Shin splints is a catch-all term for shin pain, usually caused by a slight separation between the shin muscle and the bone. You can develop shin splints from doing more exercise than your body is ready to handle or simply from introducing a new aspect to your training, such as wearing a new pair of shoes, running downhill, or running on the beach when you normally run on asphalt.
To cure shin splints, back off for a few days. When you’re free of pain, start back up gradually. Don’t increase your exercise time or distance by more than 10 percent a week. Ice helps by reducing inflammation and by dulling the pain. Also, gently but deeply massaging the area several times a day can help.
Try the ice massage method. Fill a paper cup 3/4 full of water and stick it in the freezer. When the water freezes, peel the cup down so you have what resembles an ice cream cone of ice. Use this to massage the shins in a circular motion for as long as you can take it, usually four or five minutes. Ice massage penetrates deeper into your muscles than passively throwing an ice pack over the injured area. Be sure to keep the ice moving.
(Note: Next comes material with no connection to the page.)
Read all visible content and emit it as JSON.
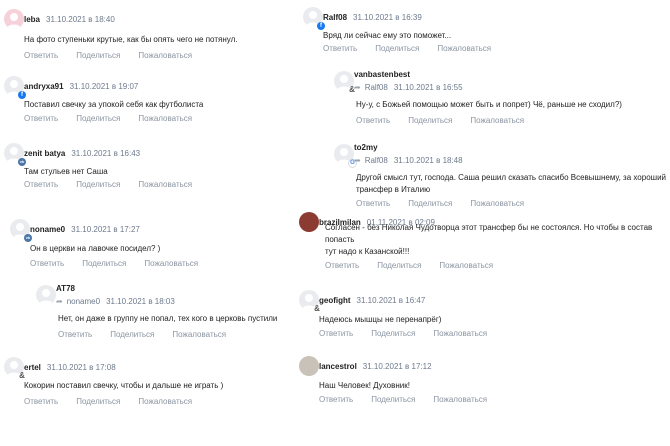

To prevent shin splints, strengthen your shin muscles so that they work more in harmony with your calves, the muscles that operate in opposition to them. Here’s one simple exercise:
Stand on the floor or with your heels on the edge of a stair, with your weight distributed evenly over the entire length of your foot.
Lift and lower your toes and the balls of your feet 20 to 30 times.
Ask a trainer to show you some other shin exercises. Stretching the calf muscles also helps prevent injury to the shin and ankle.
Be sure to replace your athletic shoes often so your shins don’t take a pounding from lack of cushioning. A podiatrist or sports-medicine specialist (or even a well-informed running store associate) can help you find the solution that suits your style. If all else fails, your podiatrist may make a special pair of inserts, called orthotics, to properly position your feet in your shoes.